What could you possibly gain from it? But more importantly, you should listen to the music you like, just as much as you practice it. This will help you develop an intuitive sense of continuity in improvisation and composition. Licks are memorable musical phrases that can be strung together to create a solo, fill in behind a vocal phrase or simply spruce up the end of a tune. In any form of music, some melodic ideas sound more at a home than others. This is particularly true of blues, a style loosely based upon musical cliches that have survived generations.
Breaking Down the Blues, Pt. 3: 5 Tasty Blues Licks - Guitar Lessons with Andy Lemaire
These 5 licks use only notes from the Minor Pentatonic, and incorporate string bending as most blues licks do! They're all very very common licks that you'll find most blues players using, so you want to 'put these in your bag' right away. For this lesson just work on playing them - getting the bends in tune and playing them over and over until you feel comfortable with them. Next lesson we'll be looking at how to use them effectively! P1 - Lick 1 This lick is only 3 notes long but uses a bend, a curl and so is a great first word : It's in the style of the great Albert King who was a real master of string bending! P1 - Lick 2 This is a real classic lick, most used by the incredible Jimi Hendrix, this will help you learn to mute the string after the bend because if you mess that up it will sound awful! P1 - Lick 3 This is probably one of the most used licks in the Blues vocabulary!
Breaking Down the Blues, Pt. 3: 5 Tasty Blues Licks
Or, sometimes it acts more subliminally: You suddenly find yourself playing a certain lick over and over again, wondering, Where have I heard this before? Through the years, these licks have evolved into a vocabulary for the guitar. And whereas the best writers are able to string those words together to form remarkable prose, the best guitarists link their licks to form living, breathing, musical statements. Regardless of what style music you play, it will do your ears and your chops good to go through each of these licks.
In part one , I went through the blues progression, common variations of it, and how to put it together in any key you want. All of these licks will be using the extended box pattern of the A blues scale, which I covered in part 2 of this series.

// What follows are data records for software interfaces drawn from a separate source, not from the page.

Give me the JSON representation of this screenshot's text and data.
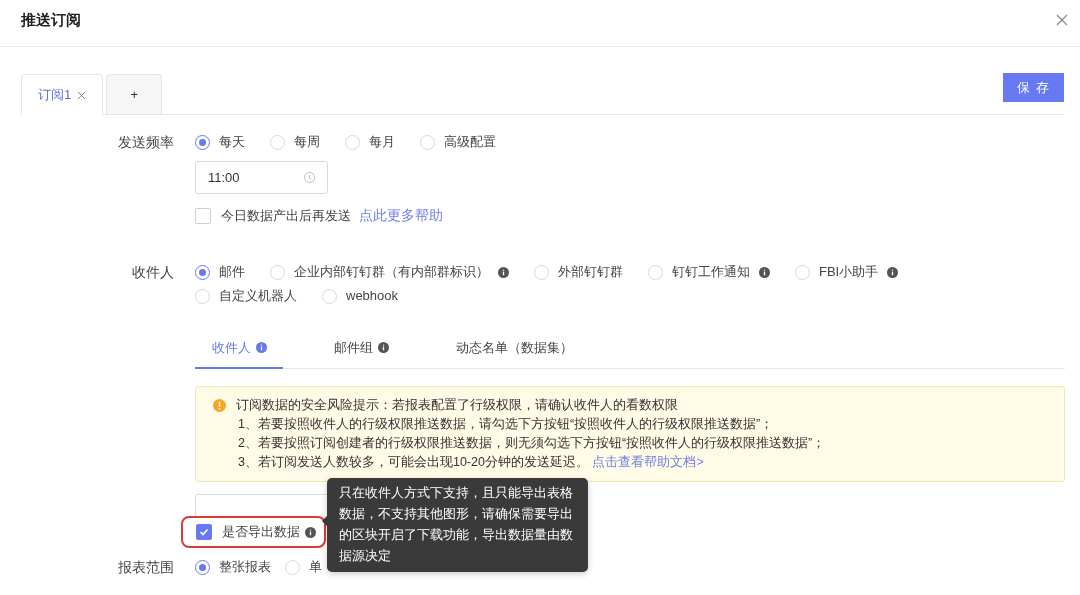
{
  "dialog": {
    "title": "推送订阅"
  },
  "tabs": [
    {
      "label": "订阅1",
      "selected": true,
      "closable": true
    },
    {
      "label": "+",
      "selected": false,
      "closable": false
    }
  ],
  "save_button": "保 存",
  "frequency": {
    "label": "发送频率",
    "options": [
      {
        "label": "每天",
        "selected": true
      },
      {
        "label": "每周",
        "selected": false
      },
      {
        "label": "每月",
        "selected": false
      },
      {
        "label": "高级配置",
        "selected": false
      }
    ],
    "time": "11:00",
    "wait_checkbox": {
      "label": "今日数据产出后再发送",
      "checked": false
    },
    "help_link": "点此更多帮助"
  },
  "recipients": {
    "label": "收件人",
    "options": [
      {
        "label": "邮件",
        "selected": true,
        "info": false
      },
      {
        "label": "企业内部钉钉群（有内部群标识）",
        "selected": false,
        "info": true
      },
      {
        "label": "外部钉钉群",
        "selected": false,
        "info": false
      },
      {
        "label": "钉钉工作通知",
        "selected": false,
        "info": true
      },
      {
        "label": "FBI小助手",
        "selected": false,
        "info": true
      },
      {
        "label": "自定义机器人",
        "selected": false,
        "info": false
      },
      {
        "label": "webhook",
        "selected": false,
        "info": false
      }
    ],
    "subtabs": [
      {
        "label": "收件人",
        "selected": true,
        "info": true
      },
      {
        "label": "邮件组",
        "selected": false,
        "info": true
      },
      {
        "label": "动态名单（数据集）",
        "selected": false,
        "info": false
      }
    ],
    "alert": {
      "title": "订阅数据的安全风险提示：若报表配置了行级权限，请确认收件人的看数权限",
      "lines": [
        "1、若要按照收件人的行级权限推送数据，请勾选下方按钮“按照收件人的行级权限推送数据”；",
        "2、若要按照订阅创建者的行级权限推送数据，则无须勾选下方按钮“按照收件人的行级权限推送数据”；",
        "3、若订阅发送人数较多，可能会出现10-20分钟的发送延迟。"
      ],
      "link": "点击查看帮助文档>"
    },
    "export": {
      "label": "是否导出数据",
      "checked": true,
      "info": true,
      "highlighted": true
    },
    "tooltip": "只在收件人方式下支持，且只能导出表格数据，不支持其他图形，请确保需要导出的区块开启了下载功能，导出数据量由数据源决定"
  },
  "report_scope": {
    "label": "报表范围",
    "options": [
      {
        "label": "整张报表",
        "selected": true
      },
      {
        "label": "单",
        "selected": false
      }
    ]
  }
}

This lick starts with something I really like doing: making a quick run up the scale, followed by a long, dramatic bend. I start off making a run up the Albert King Box segment of the blues scale.